A high school diploma is the minimum educational requirement for an optician. However, you can earn an associate's degree or certification to increase your hiring potential. Most states also require that you obtain an optician's license.
Education and Training
College options for aspiring opticians include a one-year certification program or a two-year associate's degree program. The U.S. Bureau of Labor Statistics indicates that only 21 schools offer programs approved by the Commission on Opticianry Accreditation as of 2012. Along with optics classes, you typically perform work in math, physiology and business in an optician's program. Measuring customers' eyes and getting familiar with optical equipment are common benefits of hands-on experience. Many opticians complete apprenticeship programs that last about two years.

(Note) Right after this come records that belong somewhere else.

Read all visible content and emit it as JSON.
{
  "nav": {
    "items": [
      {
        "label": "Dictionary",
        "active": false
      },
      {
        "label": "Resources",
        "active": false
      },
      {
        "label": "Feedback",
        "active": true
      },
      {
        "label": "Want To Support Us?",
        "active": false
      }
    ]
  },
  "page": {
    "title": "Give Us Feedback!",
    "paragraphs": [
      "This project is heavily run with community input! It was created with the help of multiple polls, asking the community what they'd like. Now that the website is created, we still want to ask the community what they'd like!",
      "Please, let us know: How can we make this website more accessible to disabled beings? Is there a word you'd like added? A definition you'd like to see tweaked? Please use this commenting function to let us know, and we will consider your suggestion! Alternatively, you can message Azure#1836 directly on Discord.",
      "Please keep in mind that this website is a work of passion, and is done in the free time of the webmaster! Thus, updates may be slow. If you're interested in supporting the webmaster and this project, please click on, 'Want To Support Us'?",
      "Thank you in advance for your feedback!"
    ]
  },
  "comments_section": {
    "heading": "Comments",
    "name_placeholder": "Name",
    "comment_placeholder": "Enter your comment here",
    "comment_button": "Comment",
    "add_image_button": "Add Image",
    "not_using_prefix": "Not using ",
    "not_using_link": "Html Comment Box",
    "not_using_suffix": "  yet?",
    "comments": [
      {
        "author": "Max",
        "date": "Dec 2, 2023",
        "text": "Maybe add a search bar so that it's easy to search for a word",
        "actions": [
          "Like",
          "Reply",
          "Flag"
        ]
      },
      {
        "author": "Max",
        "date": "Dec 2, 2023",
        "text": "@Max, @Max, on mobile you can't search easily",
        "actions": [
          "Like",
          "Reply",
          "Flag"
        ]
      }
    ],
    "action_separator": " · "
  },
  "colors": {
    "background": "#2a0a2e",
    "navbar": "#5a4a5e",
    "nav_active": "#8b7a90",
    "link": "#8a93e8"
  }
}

Along with technical competency in performing optical work, opticians must develop several important skills. You need effective communication and customer service skills to greet, listen to and serve the needs of clients. Decision-making skills help the optician carry out primary roles in adjusting glasses and lenses for clients. Opticians also need business skills to coordinate inventory and sales activities in an eye clinic.